Rough-diamond prices will remain sluggish this year as the market challenges that arose in the second half of last year are set to continue, two investment banks have warned.
Prices are likely to drop 1% to 2% in the first half of 2019, before recovering to end the year flat, analyst Kieron Hodgson at London-based Panmure Gordon said this week. Prices rose 2% last year due to a strong first half, but the market slowed in the second half. In addition, a rise in mining production over the last two years has led to supply outweighing demand, especially in smaller categories, he noted.
Midstream sentiment is weak due to low liquidity and margins, tight bank lending, weak polished demand and high inventory levels, German bank Berenberg explained in a report Tuesday. The RapNet Diamond Index (RAPI™) for 1-carat polished diamonds fell 2.6% in the second half of 2018, while RAPI for 0.30-carat stones slumped 9.9%. The 1-carat index has slipped 0.4% since January 1.
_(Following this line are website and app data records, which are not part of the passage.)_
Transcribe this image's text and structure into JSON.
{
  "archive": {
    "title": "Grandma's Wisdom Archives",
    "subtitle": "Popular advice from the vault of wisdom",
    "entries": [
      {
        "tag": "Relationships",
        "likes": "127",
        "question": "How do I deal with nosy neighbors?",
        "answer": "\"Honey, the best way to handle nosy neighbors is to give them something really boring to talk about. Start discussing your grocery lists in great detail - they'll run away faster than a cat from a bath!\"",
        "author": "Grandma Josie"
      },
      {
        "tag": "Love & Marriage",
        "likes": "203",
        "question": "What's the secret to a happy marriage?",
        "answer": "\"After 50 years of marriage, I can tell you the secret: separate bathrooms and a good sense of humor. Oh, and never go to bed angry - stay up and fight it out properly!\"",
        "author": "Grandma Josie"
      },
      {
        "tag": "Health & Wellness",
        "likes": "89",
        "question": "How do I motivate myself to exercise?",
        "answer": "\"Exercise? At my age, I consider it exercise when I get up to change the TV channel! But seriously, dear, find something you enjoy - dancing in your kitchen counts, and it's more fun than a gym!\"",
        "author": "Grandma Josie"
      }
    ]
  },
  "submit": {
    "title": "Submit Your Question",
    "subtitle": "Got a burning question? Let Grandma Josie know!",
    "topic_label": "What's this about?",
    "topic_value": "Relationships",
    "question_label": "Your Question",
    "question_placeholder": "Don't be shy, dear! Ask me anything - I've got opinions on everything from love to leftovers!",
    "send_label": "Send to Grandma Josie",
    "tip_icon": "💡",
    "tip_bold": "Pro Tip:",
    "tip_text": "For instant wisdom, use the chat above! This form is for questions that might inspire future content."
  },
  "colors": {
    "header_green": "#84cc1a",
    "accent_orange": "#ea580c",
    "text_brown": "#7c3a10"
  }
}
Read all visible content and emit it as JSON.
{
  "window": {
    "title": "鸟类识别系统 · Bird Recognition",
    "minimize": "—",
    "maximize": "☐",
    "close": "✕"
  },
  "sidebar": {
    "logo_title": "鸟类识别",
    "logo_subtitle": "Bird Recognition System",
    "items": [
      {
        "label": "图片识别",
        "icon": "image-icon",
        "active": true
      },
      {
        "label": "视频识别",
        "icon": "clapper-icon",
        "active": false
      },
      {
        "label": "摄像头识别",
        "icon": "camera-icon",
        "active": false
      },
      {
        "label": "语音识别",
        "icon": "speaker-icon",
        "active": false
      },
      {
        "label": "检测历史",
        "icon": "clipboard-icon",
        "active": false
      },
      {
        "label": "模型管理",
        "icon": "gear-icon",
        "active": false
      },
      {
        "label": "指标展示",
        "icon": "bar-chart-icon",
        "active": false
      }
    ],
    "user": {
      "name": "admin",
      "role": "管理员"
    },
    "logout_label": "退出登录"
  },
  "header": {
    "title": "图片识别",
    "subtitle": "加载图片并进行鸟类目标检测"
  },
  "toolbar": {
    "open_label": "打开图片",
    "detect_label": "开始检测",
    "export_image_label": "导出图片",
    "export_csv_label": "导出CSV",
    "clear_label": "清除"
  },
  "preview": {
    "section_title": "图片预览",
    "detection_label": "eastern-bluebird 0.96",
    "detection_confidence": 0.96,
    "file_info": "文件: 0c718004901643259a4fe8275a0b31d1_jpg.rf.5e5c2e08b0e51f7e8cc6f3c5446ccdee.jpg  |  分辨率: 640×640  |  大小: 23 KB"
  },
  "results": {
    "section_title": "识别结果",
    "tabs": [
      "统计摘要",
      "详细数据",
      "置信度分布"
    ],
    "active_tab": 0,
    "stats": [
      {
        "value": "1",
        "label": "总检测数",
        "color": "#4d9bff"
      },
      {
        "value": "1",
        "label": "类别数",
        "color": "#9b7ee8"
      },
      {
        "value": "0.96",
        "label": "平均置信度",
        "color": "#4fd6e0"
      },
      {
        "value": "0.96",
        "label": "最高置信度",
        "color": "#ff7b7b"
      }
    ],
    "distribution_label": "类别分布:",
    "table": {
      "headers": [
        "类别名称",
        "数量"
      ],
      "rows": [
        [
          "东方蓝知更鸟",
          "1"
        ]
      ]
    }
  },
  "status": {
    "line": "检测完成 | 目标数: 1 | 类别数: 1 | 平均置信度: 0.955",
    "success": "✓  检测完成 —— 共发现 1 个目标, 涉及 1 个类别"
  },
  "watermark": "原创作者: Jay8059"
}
Meanwhile, rough-diamond production has peaked since three new mines — Gahcho Kué and Renard in Canada, and Liqhobong in Lesotho — came on stream in 2016 and early 2017. Global output grew by between 1% and 2% to 153 million carats in 2018, and will increase slightly to 154 million carats this year, Hodgson estimated. Miners now hold larger volumes of low-value rough than they used to, he added.